Back in the mid 1990’s I was running a country pub not far from London. We had six different hand-pulled ales on the bar and the pub was a member of, and recognised by, CAMRA (Campaign For Real Ale). The pub was a “freehouse” meaning that we were free to buy beer from any supplier, big or small, and negotiate our own terms. Because we had such a large volume of beer sales we tried to keep the range varied and interesting, meaning that we bought from small local breweries as well as the big nationals.
It was about this time that small micro-breweries were starting to become popular in the UK. One of the small suppliers we used to buy from was called Chiltern Brewery. Their Beechwood Ale was, and I am sure still is, fantastic. They are now the oldest independent brewery in the Chilterns and Buckinghamshire.

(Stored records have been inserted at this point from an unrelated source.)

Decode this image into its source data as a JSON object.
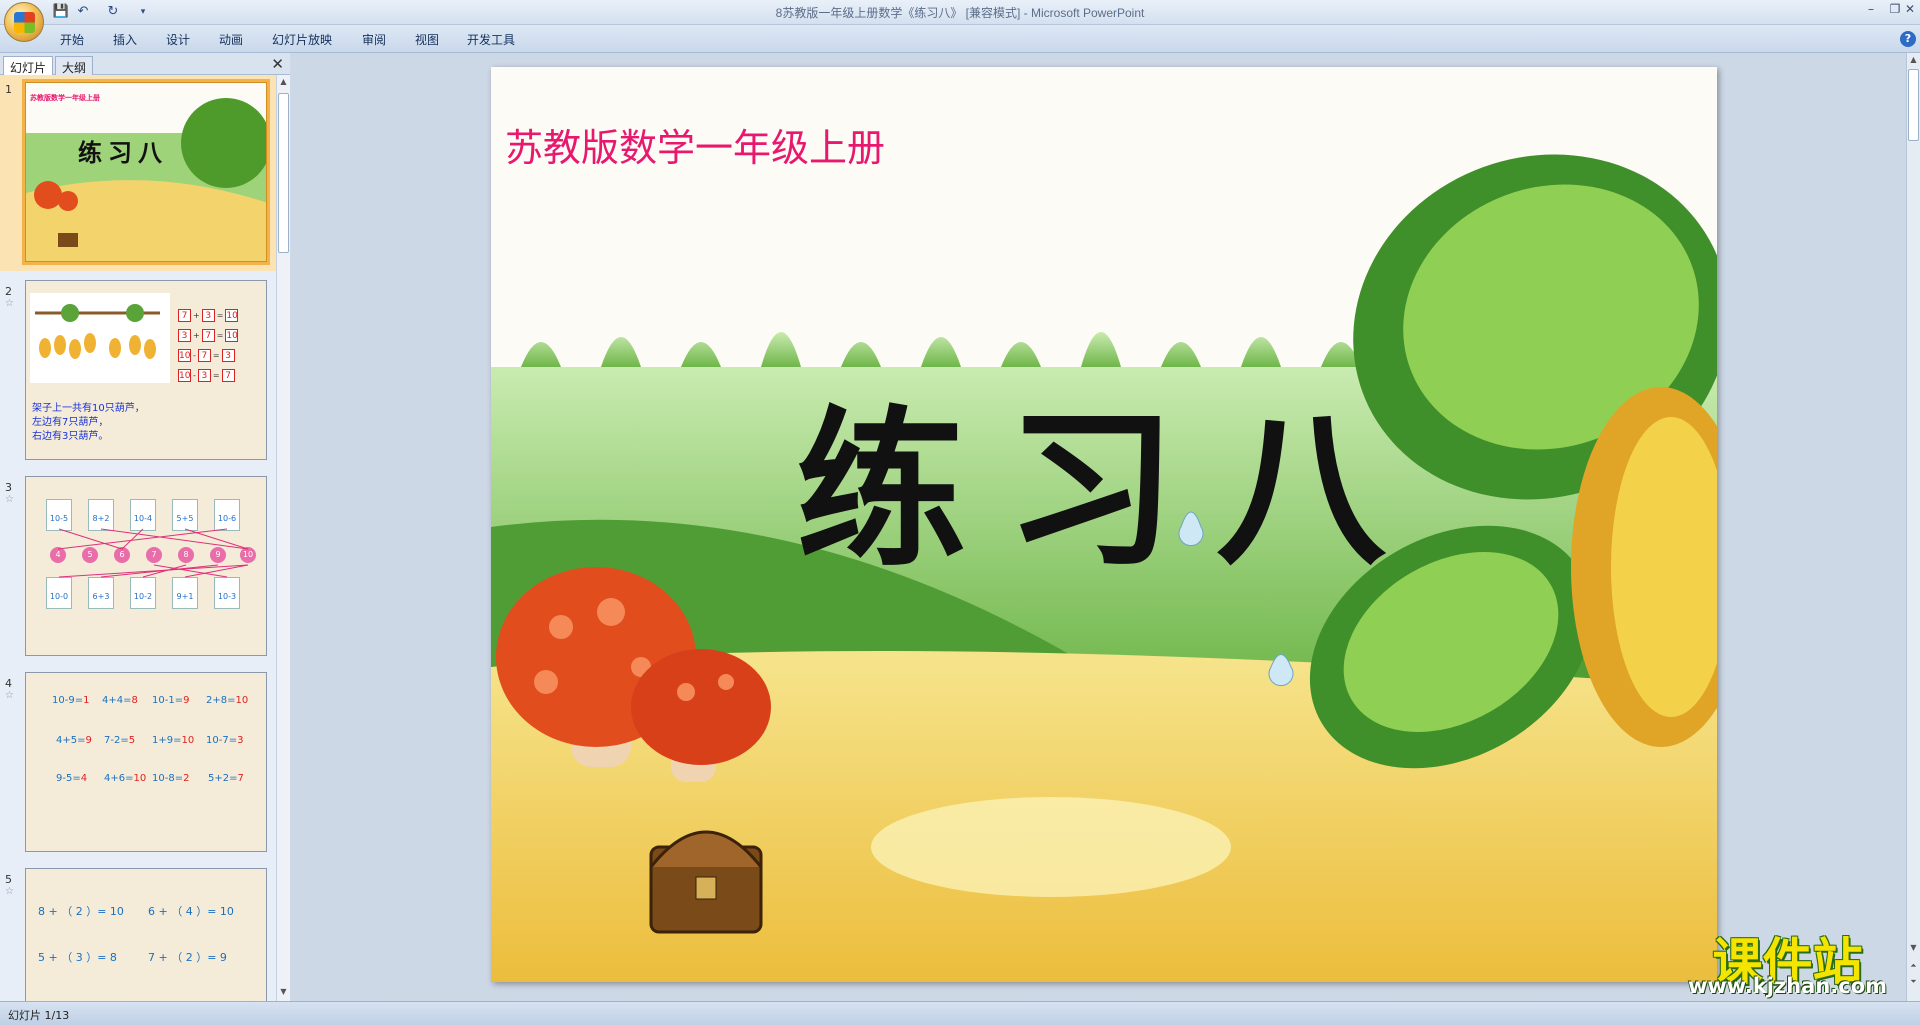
{
  "window": {
    "title": "8苏教版一年级上册数学《练习八》 [兼容模式] - Microsoft PowerPoint"
  },
  "quick_access": {
    "save_icon": "save-icon",
    "undo_icon": "undo-icon",
    "redo_icon": "redo-icon",
    "customize_icon": "dropdown-icon"
  },
  "ribbon": {
    "tabs": [
      "开始",
      "插入",
      "设计",
      "动画",
      "幻灯片放映",
      "审阅",
      "视图",
      "开发工具"
    ]
  },
  "left_pane": {
    "tab_slides": "幻灯片",
    "tab_outline": "大纲",
    "close": "✕",
    "thumbnails": [
      {
        "num": "1",
        "header": "苏教版数学一年级上册",
        "title": "练习八"
      },
      {
        "num": "2",
        "rows": [
          [
            "7",
            "+",
            "3",
            "=",
            "10"
          ],
          [
            "3",
            "+",
            "7",
            "=",
            "10"
          ],
          [
            "10",
            "-",
            "7",
            "=",
            "3"
          ],
          [
            "10",
            "-",
            "3",
            "=",
            "7"
          ]
        ],
        "caption": [
          "架子上一共有10只葫芦，",
          "左边有7只葫芦，",
          "右边有3只葫芦。"
        ]
      },
      {
        "num": "3",
        "top_cards": [
          "10-5",
          "8+2",
          "10-4",
          "5+5",
          "10-6"
        ],
        "flowers": [
          "4",
          "5",
          "6",
          "7",
          "8",
          "9",
          "10"
        ],
        "bottom_cards": [
          "10-0",
          "6+3",
          "10-2",
          "9+1",
          "10-3"
        ]
      },
      {
        "num": "4",
        "rows": [
          [
            [
              "10-9=",
              "1"
            ],
            [
              "4+4=",
              "8"
            ],
            [
              "10-1=",
              "9"
            ],
            [
              "2+8=",
              "10"
            ]
          ],
          [
            [
              "4+5=",
              "9"
            ],
            [
              "7-2=",
              "5"
            ],
            [
              "1+9=",
              "10"
            ],
            [
              "10-7=",
              "3"
            ]
          ],
          [
            [
              "9-5=",
              "4"
            ],
            [
              "4+6=",
              "10"
            ],
            [
              "10-8=",
              "2"
            ],
            [
              "5+2=",
              "7"
            ]
          ]
        ]
      },
      {
        "num": "5",
        "rows": [
          [
            "8 + （ 2 ）= 10",
            "6 + （ 4 ）= 10"
          ],
          [
            "5 + （ 3 ）= 8",
            "7 + （ 2 ）= 9"
          ]
        ]
      }
    ]
  },
  "slide": {
    "subtitle": "苏教版数学一年级上册",
    "title": "练习八"
  },
  "status": {
    "slide_counter": "幻灯片 1/13"
  },
  "watermark": {
    "title": "课件站",
    "url": "www.kjzhan.com"
  },
  "colors": {
    "subtitle": "#e8186e",
    "selection": "#f3b24a"
  }
}
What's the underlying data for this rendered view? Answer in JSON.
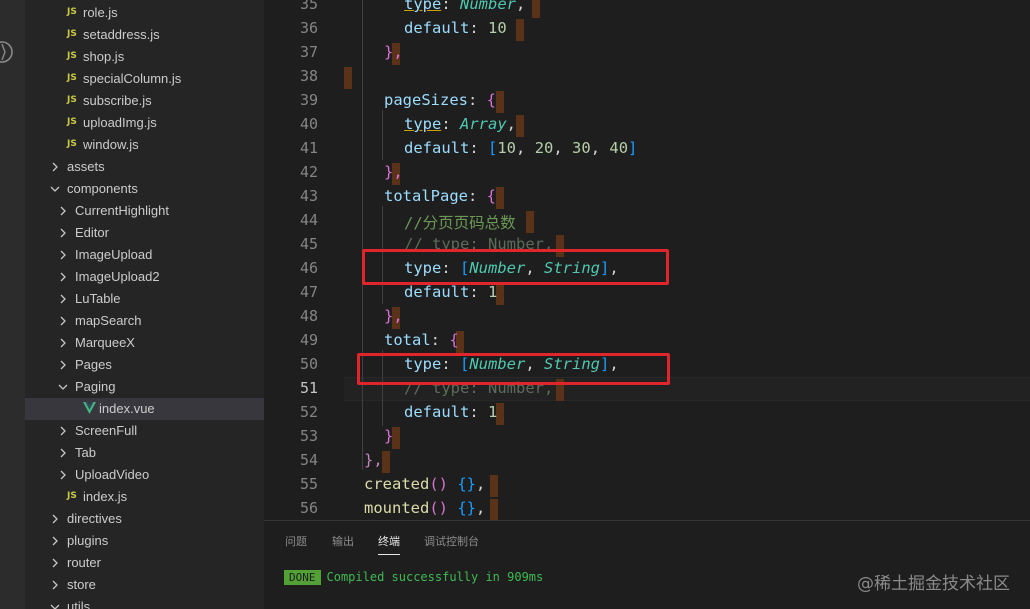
{
  "explorer": {
    "rows": [
      {
        "name": "role.js",
        "kind": "js"
      },
      {
        "name": "setaddress.js",
        "kind": "js"
      },
      {
        "name": "shop.js",
        "kind": "js"
      },
      {
        "name": "specialColumn.js",
        "kind": "js"
      },
      {
        "name": "subscribe.js",
        "kind": "js"
      },
      {
        "name": "uploadImg.js",
        "kind": "js"
      },
      {
        "name": "window.js",
        "kind": "js"
      },
      {
        "name": "assets",
        "kind": "folder-closed"
      },
      {
        "name": "components",
        "kind": "folder-open"
      },
      {
        "name": "CurrentHighlight",
        "kind": "folder-closed"
      },
      {
        "name": "Editor",
        "kind": "folder-closed"
      },
      {
        "name": "ImageUpload",
        "kind": "folder-closed"
      },
      {
        "name": "ImageUpload2",
        "kind": "folder-closed"
      },
      {
        "name": "LuTable",
        "kind": "folder-closed"
      },
      {
        "name": "mapSearch",
        "kind": "folder-closed"
      },
      {
        "name": "MarqueeX",
        "kind": "folder-closed"
      },
      {
        "name": "Pages",
        "kind": "folder-closed"
      },
      {
        "name": "Paging",
        "kind": "folder-open"
      },
      {
        "name": "index.vue",
        "kind": "vue"
      },
      {
        "name": "ScreenFull",
        "kind": "folder-closed"
      },
      {
        "name": "Tab",
        "kind": "folder-closed"
      },
      {
        "name": "UploadVideo",
        "kind": "folder-closed"
      },
      {
        "name": "index.js",
        "kind": "js"
      },
      {
        "name": "directives",
        "kind": "folder-closed"
      },
      {
        "name": "plugins",
        "kind": "folder-closed"
      },
      {
        "name": "router",
        "kind": "folder-closed"
      },
      {
        "name": "store",
        "kind": "folder-closed"
      },
      {
        "name": "utils",
        "kind": "folder-open"
      }
    ],
    "js_badge": "JS",
    "selected_file": "index.vue"
  },
  "editor": {
    "line_numbers": [
      "35",
      "36",
      "37",
      "38",
      "39",
      "40",
      "41",
      "42",
      "43",
      "44",
      "45",
      "46",
      "47",
      "48",
      "49",
      "50",
      "51",
      "52",
      "53",
      "54",
      "55",
      "56"
    ],
    "active_line": "51",
    "code": {
      "l35_key": "type",
      "l35_val": "Number",
      "l36_key": "default",
      "l36_val": "10",
      "l37": "},",
      "l39_key": "pageSizes",
      "l40_key": "type",
      "l40_val": "Array",
      "l41_key": "default",
      "l41_v1": "10",
      "l41_v2": "20",
      "l41_v3": "30",
      "l41_v4": "40",
      "l42": "},",
      "l43_key": "totalPage",
      "l44_comment": "//分页页码总数",
      "l45_comment": "// type: Number,",
      "l46_key": "type",
      "l46_v1": "Number",
      "l46_v2": "String",
      "l47_key": "default",
      "l47_val": "1",
      "l48": "},",
      "l49_key": "total",
      "l50_key": "type",
      "l50_v1": "Number",
      "l50_v2": "String",
      "l51_comment": "// type: Number,",
      "l52_key": "default",
      "l52_val": "1",
      "l53": "}",
      "l54": "},",
      "l55_fn": "created",
      "l56_fn": "mounted"
    }
  },
  "panel": {
    "tabs": [
      "问题",
      "输出",
      "终端",
      "调试控制台"
    ],
    "active_tab": "终端",
    "badge": "DONE",
    "message": "Compiled successfully in 909ms"
  },
  "watermark": "@稀土掘金技术社区",
  "colors": {
    "highlight_box": "#e0262b",
    "done_badge": "#52a135"
  }
}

But there were others springing-up at the same time and often situated right next door to their own pub making it extremely easy for them to distribute their product. Some even had a glass wall separating the public bar from the brewery so that the customer could see the brewing equipment and process. The majority of these are producing real ale which is a live product and could not be more different than a keg of lager.
Moving forward into the 21st century the trend for micro breweries has gone from strength to strength. In 2002 the Chancellor of the Exchequer in Britain, Gordon Brown, reduced the amount of tax that small breweries had to pay by 50% in comparison to their larger counterparts. In 2017 the number of breweries in Britain was over 2000, for the first time since the 1930’s.
But what has happened is that these small producers have diversified to take into account current trends and tastes. For example, the Bellfield Brewery in Scotland produces a gluten-free beer suitable for coeliacs. which has proved so popular that they are now exporting across Europe. In London Toast Ale uses leftover bread from bakeries to make its beer with a mission to cut down generally on food wastage.
Unfortunately with the popularity of the micro brewery at such a height some of the global players are taking notice and they are not happy. Drinker’s tastes have changed, they are demanding quality and variation and are keen to support the small business but some of the big brands have seen a fall in their own sales figures.
There is currently a move from some of the national brewers to buy up small micro-brewers or launch their own craft beer under a different name. There is a trade body, The Society of Independant Brewers (SIBA), which looks after the interests of many of the country’s small breweries.
Unfortunately during the pandemic of the last 18 months the pub and brewing industry has suffered major loss. One of the issues with cask beer is its short shelf life. It is not in a sealed, pressurised keg which has a much longer life. During the closure of pubs in the UK it is estimated that 87 million pints of beer were literally poured down the drain! A recent government report has highlighted the need to support the brewing industry post-pandemic, possibly with tax cuts and job creation schemes. We can only hope that these small independent breweries, who are so vital to the pub industry, will survive.